Digital cameras have successfully reversed the decline that photography was suffering towards the end of the 20th century, and there are now more casual, hobbyist, and professional photographers than ever before. Perhaps unsurprisingly, there has been an accompanying increase in the size of the photography market as well.
This increase is particularly acute in the online sector, helped along by the large number of galleries and exhibitions which were closed or cancelled during 2020. In our modern, social media-centric world, those who are looking at buying photography online are just as keen to explore the latest trends as the photographers themselves.
To that end, we have taken a deep dive into the endless resource of photography information, tips, and tricks that can be found on the web in 2021. Whilst predicting can never be an exact science, there are plenty of patterns beginning to emerge which provide fascinating clues as to what the hottest photography trends might be as we move into 2022. Let’s take a look!
Predicting what styles might be popular a year from now is incredibly difficult in every area, but on the plus side, art seems to have a much longer shelf life than the latest fashions or popular music. Here are five styles which seem to be gaining traction in late 2021, and could explode in the coming months:

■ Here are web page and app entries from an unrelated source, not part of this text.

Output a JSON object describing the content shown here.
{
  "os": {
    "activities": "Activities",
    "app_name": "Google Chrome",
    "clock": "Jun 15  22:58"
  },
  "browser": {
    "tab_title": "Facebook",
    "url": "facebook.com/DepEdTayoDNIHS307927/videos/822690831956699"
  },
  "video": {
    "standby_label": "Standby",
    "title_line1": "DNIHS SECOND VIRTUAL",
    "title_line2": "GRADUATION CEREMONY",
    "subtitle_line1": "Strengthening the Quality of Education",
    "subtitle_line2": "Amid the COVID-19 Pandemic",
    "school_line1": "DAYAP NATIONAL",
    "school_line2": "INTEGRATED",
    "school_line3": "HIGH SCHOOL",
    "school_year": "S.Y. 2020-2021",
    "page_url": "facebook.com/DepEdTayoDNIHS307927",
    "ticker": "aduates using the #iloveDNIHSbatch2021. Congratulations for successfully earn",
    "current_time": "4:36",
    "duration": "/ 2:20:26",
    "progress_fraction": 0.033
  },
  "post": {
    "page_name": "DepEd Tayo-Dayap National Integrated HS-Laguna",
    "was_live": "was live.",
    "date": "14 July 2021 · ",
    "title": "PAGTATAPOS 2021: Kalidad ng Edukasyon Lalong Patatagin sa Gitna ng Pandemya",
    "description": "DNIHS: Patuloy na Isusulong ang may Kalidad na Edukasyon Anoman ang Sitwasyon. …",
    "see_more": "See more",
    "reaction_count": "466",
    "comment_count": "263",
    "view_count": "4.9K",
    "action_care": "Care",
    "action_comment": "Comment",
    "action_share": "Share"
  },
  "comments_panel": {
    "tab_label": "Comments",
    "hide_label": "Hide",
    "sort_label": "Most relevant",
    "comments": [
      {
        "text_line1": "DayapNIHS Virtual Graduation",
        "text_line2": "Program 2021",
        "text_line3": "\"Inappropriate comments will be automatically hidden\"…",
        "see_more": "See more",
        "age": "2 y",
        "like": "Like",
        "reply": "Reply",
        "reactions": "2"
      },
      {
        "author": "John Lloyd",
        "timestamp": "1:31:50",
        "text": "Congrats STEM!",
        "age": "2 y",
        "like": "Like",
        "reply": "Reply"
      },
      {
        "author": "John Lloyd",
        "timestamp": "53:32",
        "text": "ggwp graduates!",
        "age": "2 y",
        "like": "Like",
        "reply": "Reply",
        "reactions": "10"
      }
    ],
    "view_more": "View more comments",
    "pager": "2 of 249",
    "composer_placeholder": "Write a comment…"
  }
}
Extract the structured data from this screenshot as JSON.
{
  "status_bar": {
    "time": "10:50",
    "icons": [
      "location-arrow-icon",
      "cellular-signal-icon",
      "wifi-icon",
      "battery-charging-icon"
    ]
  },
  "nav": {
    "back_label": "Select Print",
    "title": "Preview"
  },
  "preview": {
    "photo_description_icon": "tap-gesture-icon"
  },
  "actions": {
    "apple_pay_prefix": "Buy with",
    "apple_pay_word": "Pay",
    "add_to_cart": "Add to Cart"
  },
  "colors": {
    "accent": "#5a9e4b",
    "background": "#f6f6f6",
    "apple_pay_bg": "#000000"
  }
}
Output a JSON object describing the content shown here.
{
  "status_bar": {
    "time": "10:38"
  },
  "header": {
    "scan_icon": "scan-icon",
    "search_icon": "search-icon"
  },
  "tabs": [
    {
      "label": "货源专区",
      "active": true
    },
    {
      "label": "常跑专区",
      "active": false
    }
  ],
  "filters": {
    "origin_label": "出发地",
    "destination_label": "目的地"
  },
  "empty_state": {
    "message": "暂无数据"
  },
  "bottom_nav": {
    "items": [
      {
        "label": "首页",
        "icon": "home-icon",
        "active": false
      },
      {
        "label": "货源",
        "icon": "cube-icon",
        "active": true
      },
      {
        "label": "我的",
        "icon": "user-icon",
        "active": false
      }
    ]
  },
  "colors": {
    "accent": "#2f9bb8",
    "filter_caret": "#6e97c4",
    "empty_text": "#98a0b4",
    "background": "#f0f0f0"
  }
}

Sharply contrasting (no pun intended) the look of the minimalist and unedited styles we’ll be discussing shortly, at the other end of the spectrum there seems to be a push towards using ever brighter and stronger colors. With upwards of a million images shared on sites such as Instagram and Facebook every day, it can seem impossible to make your shots stand out from the crowd.
Some photographers are not impressed, however; photography is usually about capturing accurate, natural scenes. On the other hand, the trend within the wider art world towards graffiti and street art has made it “cool” to walk in the opposite direction to established trends. So, color? Or dark and moody? Which side will find a place in your work, or on the walls of your home?
The camera market has been built on top of photographers’ seemingly insatiable appetite for greater complexity and an ever-expanding suite of options and features. In recent years, progress appears to have slowed down suggesting that camera technology might finally have matured past the level which many photographers require.
Composition, color management, lens selection, and post-production; these techniques (and many more) are now seen as essential to getting a good shot. Some photographers now believe it is time to take a step back, refocus on the subject, and take a more minimalist approach to getting the “perfect” shot. Simpler scenes require less time to set up, allowing photographers to be more spontaneous with what they capture.
Taking minimalism to what some might call an extreme level is the trend towards unedited photographs – a brave choice when photographers know that their work is likely to be compared to filtered, retouched images captured by their competitors.
Nevertheless, this trend towards unfiltered beauty has been evident in the marketing and fashion worlds for some time now, so it is unsurprising that it seems to be spreading to the art world as well.
It is slightly easier to predict how things are likely to progress as far as photo technology is concerned, as capturing pictures has effectively become a utility function of our devices. The temptation to fight back against the seemingly unstoppable progress of technology has thrown up a couple of wildcards, however:
Back on Film
When film was the only option for taking photographs, it was often seen as being too difficult for casual and amateur photographers to use. The ability to view your picture immediately after taking it sparked a revolution, helping those who were unfamiliar with the multitude of settings on their camera to experiment and learn much faster than was possible in the past.
Surprisingly, an increasing number of people are now flocking back to the film-based cameras which were shunned in the past. Film forces photographers to think much more about what they want to capture and getting the perfect shot first-time means dedicating plenty of time to choosing the right modes and settings beforehand.
Many younger photographers are now exploring dark room techniques for the first time, rather than relying on filters and retouching software to enhance their creativity.
Sony Mirrorless Cameras
The digital SLR was a breakthrough product, finally convincing many professional photographers to ditch their film-based cameras and move into the digital age. Smartphones and compact cameras are quickly catching up with their more expensive cousins however, leaving some photographers wondering if they really need to carry a bulky, heavy, SLR camera to capture their latest shots.
At the professional end of the market, Sony’s mirrorless Alpha 7 series has plenty of fans. With a resolution of up to 61MP at 10fps it’s easy to see why, but the cameras are currently prohibitively expensive for enthusiasts. It will be interesting to see if these technologies can topple the DSLR as the professionals go-to camera next year.
360 Degree Photography
The use of 360-degree imaging to share accurate views of properties for sale has been growing steadily over the past decade, but looks set to explode into the wider photography market next year. Shooting panorama’s of outdoor scenes has proved popular with smartphone owners, and virtual reality headsets are now able to take these images and map them back into view at a later date.
Expect to see 360-degree drones become much cheaper next year, and ever more creative ways of sharing the finished images such as physical globes.